* **Records for this task**
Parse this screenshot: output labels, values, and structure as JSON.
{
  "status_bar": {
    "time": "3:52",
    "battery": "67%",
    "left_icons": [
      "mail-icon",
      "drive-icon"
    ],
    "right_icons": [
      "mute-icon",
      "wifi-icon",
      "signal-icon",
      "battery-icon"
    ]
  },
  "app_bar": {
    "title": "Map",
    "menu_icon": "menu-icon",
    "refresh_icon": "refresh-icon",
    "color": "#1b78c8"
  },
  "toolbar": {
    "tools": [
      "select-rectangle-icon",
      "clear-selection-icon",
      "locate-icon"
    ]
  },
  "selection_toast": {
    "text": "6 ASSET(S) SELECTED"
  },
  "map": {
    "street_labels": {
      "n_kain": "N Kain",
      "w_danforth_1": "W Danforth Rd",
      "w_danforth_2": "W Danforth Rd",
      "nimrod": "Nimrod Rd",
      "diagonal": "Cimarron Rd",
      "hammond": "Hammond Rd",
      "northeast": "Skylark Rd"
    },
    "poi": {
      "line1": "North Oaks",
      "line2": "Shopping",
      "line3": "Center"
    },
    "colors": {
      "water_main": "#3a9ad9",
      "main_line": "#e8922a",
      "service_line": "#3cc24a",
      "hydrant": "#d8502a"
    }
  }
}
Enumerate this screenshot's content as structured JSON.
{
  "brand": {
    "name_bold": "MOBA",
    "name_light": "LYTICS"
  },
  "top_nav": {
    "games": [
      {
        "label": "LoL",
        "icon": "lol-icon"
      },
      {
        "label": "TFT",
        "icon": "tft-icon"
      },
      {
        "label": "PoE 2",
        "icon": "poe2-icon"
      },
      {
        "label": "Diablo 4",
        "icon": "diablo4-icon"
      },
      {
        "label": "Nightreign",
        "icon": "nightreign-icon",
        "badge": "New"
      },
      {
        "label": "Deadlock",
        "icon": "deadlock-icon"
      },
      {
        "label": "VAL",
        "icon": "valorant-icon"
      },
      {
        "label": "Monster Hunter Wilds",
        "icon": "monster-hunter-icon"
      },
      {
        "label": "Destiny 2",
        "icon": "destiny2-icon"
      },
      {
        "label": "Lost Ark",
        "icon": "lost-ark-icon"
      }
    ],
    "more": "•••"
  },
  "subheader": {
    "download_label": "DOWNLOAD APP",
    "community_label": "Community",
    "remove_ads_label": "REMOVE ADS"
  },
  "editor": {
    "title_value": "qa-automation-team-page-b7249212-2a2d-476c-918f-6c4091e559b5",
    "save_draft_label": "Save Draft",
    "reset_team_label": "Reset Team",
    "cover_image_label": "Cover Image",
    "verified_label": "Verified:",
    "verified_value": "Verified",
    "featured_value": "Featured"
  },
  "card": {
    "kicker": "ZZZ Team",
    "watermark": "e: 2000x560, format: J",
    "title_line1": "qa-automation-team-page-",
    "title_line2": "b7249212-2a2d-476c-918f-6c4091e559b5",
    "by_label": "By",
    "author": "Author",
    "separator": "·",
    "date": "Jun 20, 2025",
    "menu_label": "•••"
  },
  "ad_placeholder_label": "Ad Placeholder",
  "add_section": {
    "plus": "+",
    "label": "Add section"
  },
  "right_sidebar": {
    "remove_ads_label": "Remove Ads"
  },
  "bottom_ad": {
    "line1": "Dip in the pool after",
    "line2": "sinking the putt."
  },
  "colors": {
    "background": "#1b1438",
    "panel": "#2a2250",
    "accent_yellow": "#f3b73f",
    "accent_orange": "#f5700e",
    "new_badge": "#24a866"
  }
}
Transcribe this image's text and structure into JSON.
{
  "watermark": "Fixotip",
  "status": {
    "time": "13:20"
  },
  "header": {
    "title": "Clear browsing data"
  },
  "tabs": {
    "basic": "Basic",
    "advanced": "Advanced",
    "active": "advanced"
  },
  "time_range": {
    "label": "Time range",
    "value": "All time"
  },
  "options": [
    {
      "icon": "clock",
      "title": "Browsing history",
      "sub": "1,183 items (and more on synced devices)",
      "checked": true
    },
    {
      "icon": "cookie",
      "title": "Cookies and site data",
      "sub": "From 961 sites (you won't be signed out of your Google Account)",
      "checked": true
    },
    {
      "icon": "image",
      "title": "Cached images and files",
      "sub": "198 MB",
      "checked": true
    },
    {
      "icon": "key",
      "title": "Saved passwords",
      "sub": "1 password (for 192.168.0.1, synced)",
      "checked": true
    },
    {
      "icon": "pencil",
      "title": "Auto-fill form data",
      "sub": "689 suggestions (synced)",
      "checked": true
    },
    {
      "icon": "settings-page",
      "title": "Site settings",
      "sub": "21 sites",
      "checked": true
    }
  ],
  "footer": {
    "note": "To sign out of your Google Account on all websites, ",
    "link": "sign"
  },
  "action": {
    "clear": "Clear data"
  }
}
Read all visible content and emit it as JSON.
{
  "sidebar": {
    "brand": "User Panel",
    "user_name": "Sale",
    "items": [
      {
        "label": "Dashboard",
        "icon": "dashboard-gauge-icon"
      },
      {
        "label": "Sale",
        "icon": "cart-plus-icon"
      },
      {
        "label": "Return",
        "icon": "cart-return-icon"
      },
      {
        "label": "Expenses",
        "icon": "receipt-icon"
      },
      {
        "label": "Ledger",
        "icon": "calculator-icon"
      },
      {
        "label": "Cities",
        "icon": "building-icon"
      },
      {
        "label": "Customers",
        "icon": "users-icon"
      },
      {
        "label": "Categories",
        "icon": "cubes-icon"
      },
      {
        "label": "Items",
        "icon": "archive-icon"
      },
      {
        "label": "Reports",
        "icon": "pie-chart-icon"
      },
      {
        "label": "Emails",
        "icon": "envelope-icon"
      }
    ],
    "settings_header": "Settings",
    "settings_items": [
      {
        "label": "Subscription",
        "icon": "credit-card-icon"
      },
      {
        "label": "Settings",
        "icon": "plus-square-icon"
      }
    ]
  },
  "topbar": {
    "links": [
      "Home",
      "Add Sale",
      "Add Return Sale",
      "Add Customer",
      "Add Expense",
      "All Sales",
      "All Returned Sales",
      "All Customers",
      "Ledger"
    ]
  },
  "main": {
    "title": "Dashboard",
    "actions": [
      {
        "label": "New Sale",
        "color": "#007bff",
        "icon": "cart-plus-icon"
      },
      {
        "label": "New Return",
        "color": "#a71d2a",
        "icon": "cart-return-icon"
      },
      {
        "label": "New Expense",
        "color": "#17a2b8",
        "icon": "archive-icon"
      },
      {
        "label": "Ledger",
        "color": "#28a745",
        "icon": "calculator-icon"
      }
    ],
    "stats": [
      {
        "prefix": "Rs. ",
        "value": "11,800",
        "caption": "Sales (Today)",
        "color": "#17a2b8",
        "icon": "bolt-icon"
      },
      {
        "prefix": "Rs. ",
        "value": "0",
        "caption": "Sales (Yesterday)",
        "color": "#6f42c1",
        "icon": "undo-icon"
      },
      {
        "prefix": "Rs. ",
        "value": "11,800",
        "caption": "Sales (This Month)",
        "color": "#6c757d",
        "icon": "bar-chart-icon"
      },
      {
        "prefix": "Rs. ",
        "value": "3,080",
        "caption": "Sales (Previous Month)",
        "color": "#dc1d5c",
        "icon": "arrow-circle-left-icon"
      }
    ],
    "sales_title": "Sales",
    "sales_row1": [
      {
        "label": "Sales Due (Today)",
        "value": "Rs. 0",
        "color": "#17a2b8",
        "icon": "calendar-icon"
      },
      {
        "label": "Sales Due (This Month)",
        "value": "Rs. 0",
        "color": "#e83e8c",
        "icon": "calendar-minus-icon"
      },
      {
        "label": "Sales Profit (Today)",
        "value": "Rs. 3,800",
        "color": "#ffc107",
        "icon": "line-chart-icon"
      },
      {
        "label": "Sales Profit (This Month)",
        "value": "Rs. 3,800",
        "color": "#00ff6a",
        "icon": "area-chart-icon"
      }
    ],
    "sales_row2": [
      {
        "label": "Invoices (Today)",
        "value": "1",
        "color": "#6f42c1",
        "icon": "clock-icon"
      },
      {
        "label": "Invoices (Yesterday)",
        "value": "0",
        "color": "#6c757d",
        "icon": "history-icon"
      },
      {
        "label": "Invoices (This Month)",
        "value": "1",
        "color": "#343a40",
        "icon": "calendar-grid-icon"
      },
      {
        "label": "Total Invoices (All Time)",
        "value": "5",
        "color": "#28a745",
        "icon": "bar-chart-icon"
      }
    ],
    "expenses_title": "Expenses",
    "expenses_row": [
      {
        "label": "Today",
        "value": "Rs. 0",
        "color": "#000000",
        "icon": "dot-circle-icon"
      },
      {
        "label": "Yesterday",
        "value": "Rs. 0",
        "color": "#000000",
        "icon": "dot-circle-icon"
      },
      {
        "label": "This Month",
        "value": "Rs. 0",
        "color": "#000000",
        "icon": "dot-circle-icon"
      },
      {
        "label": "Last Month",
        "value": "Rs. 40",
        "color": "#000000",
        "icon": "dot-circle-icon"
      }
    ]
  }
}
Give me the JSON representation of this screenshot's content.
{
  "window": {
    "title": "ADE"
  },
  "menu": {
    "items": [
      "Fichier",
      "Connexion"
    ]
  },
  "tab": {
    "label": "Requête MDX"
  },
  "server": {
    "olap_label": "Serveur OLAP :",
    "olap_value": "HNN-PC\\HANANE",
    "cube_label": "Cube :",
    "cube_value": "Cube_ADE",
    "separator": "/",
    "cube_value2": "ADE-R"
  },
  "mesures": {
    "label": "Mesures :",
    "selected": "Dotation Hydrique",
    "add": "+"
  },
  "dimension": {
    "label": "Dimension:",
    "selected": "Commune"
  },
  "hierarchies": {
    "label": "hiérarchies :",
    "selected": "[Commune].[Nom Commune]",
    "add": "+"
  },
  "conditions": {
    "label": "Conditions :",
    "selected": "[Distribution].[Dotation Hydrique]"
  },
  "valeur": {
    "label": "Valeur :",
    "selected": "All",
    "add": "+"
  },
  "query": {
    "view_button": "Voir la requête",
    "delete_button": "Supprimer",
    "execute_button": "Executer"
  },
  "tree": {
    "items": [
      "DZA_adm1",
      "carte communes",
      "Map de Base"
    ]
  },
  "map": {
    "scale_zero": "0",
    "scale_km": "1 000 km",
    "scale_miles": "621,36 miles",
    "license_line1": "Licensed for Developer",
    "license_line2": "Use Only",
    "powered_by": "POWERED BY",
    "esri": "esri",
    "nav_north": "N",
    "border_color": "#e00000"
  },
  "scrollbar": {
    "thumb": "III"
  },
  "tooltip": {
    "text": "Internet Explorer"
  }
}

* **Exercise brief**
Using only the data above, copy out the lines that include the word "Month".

* **Task result**
        "caption": "Sales (This Month)",
        "caption": "Sales (Previous Month)",
        "label": "Sales Due (This Month)",
        "label": "Sales Profit (This Month)",
        "label": "Invoices (This Month)",
        "label": "This Month",
        "label": "Last Month",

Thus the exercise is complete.